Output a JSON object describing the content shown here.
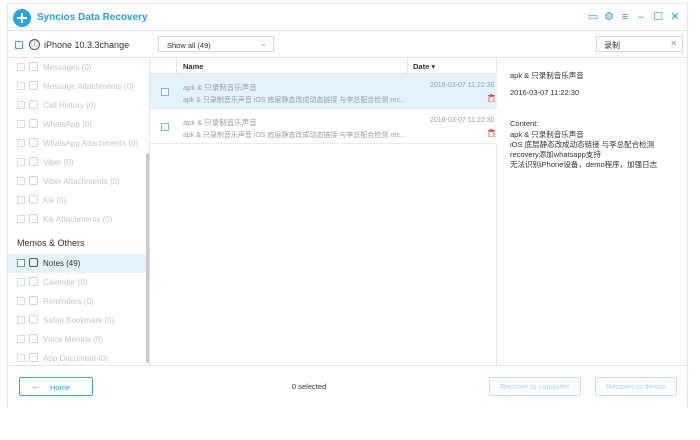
{
  "app": {
    "title": "Syncios Data Recovery"
  },
  "window_controls": [
    {
      "name": "feedback-icon",
      "glyph": "▭"
    },
    {
      "name": "settings-icon",
      "glyph": "⚙"
    },
    {
      "name": "menu-icon",
      "glyph": "≡"
    },
    {
      "name": "minimize-icon",
      "glyph": "–"
    },
    {
      "name": "maximize-icon",
      "glyph": "☐"
    },
    {
      "name": "close-icon",
      "glyph": "✕"
    }
  ],
  "device": {
    "name": "iPhone 10.3.3change",
    "icon_glyph": "ⓘ"
  },
  "sidebar": {
    "section_header": "Memos & Others",
    "items": [
      {
        "label": "Messages (0)",
        "icon": "message-icon",
        "active": false
      },
      {
        "label": "Message Attachments (0)",
        "icon": "attachment-icon",
        "active": false
      },
      {
        "label": "Call History (0)",
        "icon": "phone-icon",
        "active": false
      },
      {
        "label": "WhatsApp (0)",
        "icon": "whatsapp-icon",
        "active": false
      },
      {
        "label": "WhatsApp Attachments (0)",
        "icon": "attachment-icon",
        "active": false
      },
      {
        "label": "Viber (0)",
        "icon": "viber-icon",
        "active": false
      },
      {
        "label": "Viber Attachments (0)",
        "icon": "attachment-icon",
        "active": false
      },
      {
        "label": "Kik (0)",
        "icon": "kik-icon",
        "active": false
      },
      {
        "label": "Kik Attachments (0)",
        "icon": "attachment-icon",
        "active": false
      },
      {
        "label": "Notes (49)",
        "icon": "notes-icon",
        "active": true
      },
      {
        "label": "Calendar (0)",
        "icon": "calendar-icon",
        "active": false
      },
      {
        "label": "Reminders (0)",
        "icon": "reminder-icon",
        "active": false
      },
      {
        "label": "Safari Bookmark (0)",
        "icon": "bookmark-icon",
        "active": false
      },
      {
        "label": "Voice Memos (0)",
        "icon": "microphone-icon",
        "active": false
      },
      {
        "label": "App Document (0)",
        "icon": "document-icon",
        "active": false
      }
    ]
  },
  "toolbar": {
    "filter_value": "Show all (49)",
    "search_value": "录制"
  },
  "list": {
    "columns": {
      "name": "Name",
      "date": "Date ▾"
    },
    "rows": [
      {
        "title": "apk & 只录制音乐声音",
        "subtitle": "apk & 只录制音乐声音 iOS 底层静态改成动态链接 与李总配合检测 rec...",
        "date": "2016-03-07 11:22:30",
        "selected": true
      },
      {
        "title": "apk & 只录制音乐声音",
        "subtitle": "apk & 只录制音乐声音 iOS 底层静态改成动态链接 与李总配合检测 rec...",
        "date": "2016-03-07 11:22:30",
        "selected": false
      }
    ]
  },
  "detail": {
    "title": "apk & 只录制音乐声音",
    "date": "2016-03-07 11:22:30",
    "content_label": "Content:",
    "content_lines": [
      "apk & 只录制音乐声音",
      "iOS 底层静态改成动态链接 与李总配合检测",
      "recovery添加whatsapp支持",
      "无法识别iPhone设备，demo程序，加强日志"
    ]
  },
  "footer": {
    "home_label": "Home",
    "home_arrow": "←",
    "selected_text": "0 selected",
    "recover_computer": "Recover to computer",
    "recover_device": "Recover to device"
  },
  "colors": {
    "accent": "#2d9de0",
    "selected_row": "#e4f2fb",
    "trash": "#e0504a"
  }
}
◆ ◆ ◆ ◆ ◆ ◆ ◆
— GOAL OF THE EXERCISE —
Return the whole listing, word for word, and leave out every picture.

— WRITTEN ANSWER —
Output a JSON object describing the content shown here.
{
  "app": {
    "title": "Syncios Data Recovery"
  },
  "window_controls": [
    {
      "name": "feedback-icon",
      "glyph": "▭"
    },
    {
      "name": "settings-icon",
      "glyph": "⚙"
    },
    {
      "name": "menu-icon",
      "glyph": "≡"
    },
    {
      "name": "minimize-icon",
      "glyph": "–"
    },
    {
      "name": "maximize-icon",
      "glyph": "☐"
    },
    {
      "name": "close-icon",
      "glyph": "✕"
    }
  ],
  "device": {
    "name": "iPhone 10.3.3change",
    "icon_glyph": "ⓘ"
  },
  "sidebar": {
    "section_header": "Memos & Others",
    "items": [
      {
        "label": "Messages (0)",
        "icon": "message-icon",
        "active": false
      },
      {
        "label": "Message Attachments (0)",
        "icon": "attachment-icon",
        "active": false
      },
      {
        "label": "Call History (0)",
        "icon": "phone-icon",
        "active": false
      },
      {
        "label": "WhatsApp (0)",
        "icon": "whatsapp-icon",
        "active": false
      },
      {
        "label": "WhatsApp Attachments (0)",
        "icon": "attachment-icon",
        "active": false
      },
      {
        "label": "Viber (0)",
        "icon": "viber-icon",
        "active": false
      },
      {
        "label": "Viber Attachments (0)",
        "icon": "attachment-icon",
        "active": false
      },
      {
        "label": "Kik (0)",
        "icon": "kik-icon",
        "active": false
      },
      {
        "label": "Kik Attachments (0)",
        "icon": "attachment-icon",
        "active": false
      },
      {
        "label": "Notes (49)",
        "icon": "notes-icon",
        "active": true
      },
      {
        "label": "Calendar (0)",
        "icon": "calendar-icon",
        "active": false
      },
      {
        "label": "Reminders (0)",
        "icon": "reminder-icon",
        "active": false
      },
      {
        "label": "Safari Bookmark (0)",
        "icon": "bookmark-icon",
        "active": false
      },
      {
        "label": "Voice Memos (0)",
        "icon": "microphone-icon",
        "active": false
      },
      {
        "label": "App Document (0)",
        "icon": "document-icon",
        "active": false
      }
    ]
  },
  "toolbar": {
    "filter_value": "Show all (49)",
    "search_value": "录制"
  },
  "list": {
    "columns": {
      "name": "Name",
      "date": "Date ▾"
    },
    "rows": [
      {
        "title": "apk & 只录制音乐声音",
        "subtitle": "apk & 只录制音乐声音 iOS 底层静态改成动态链接 与李总配合检测 rec...",
        "date": "2016-03-07 11:22:30",
        "selected": true
      },
      {
        "title": "apk & 只录制音乐声音",
        "subtitle": "apk & 只录制音乐声音 iOS 底层静态改成动态链接 与李总配合检测 rec...",
        "date": "2016-03-07 11:22:30",
        "selected": false
      }
    ]
  },
  "detail": {
    "title": "apk & 只录制音乐声音",
    "date": "2016-03-07 11:22:30",
    "content_label": "Content:",
    "content_lines": [
      "apk & 只录制音乐声音",
      "iOS 底层静态改成动态链接 与李总配合检测",
      "recovery添加whatsapp支持",
      "无法识别iPhone设备，demo程序，加强日志"
    ]
  },
  "footer": {
    "home_label": "Home",
    "home_arrow": "←",
    "selected_text": "0 selected",
    "recover_computer": "Recover to computer",
    "recover_device": "Recover to device"
  },
  "colors": {
    "accent": "#2d9de0",
    "selected_row": "#e4f2fb",
    "trash": "#e0504a"
  }
}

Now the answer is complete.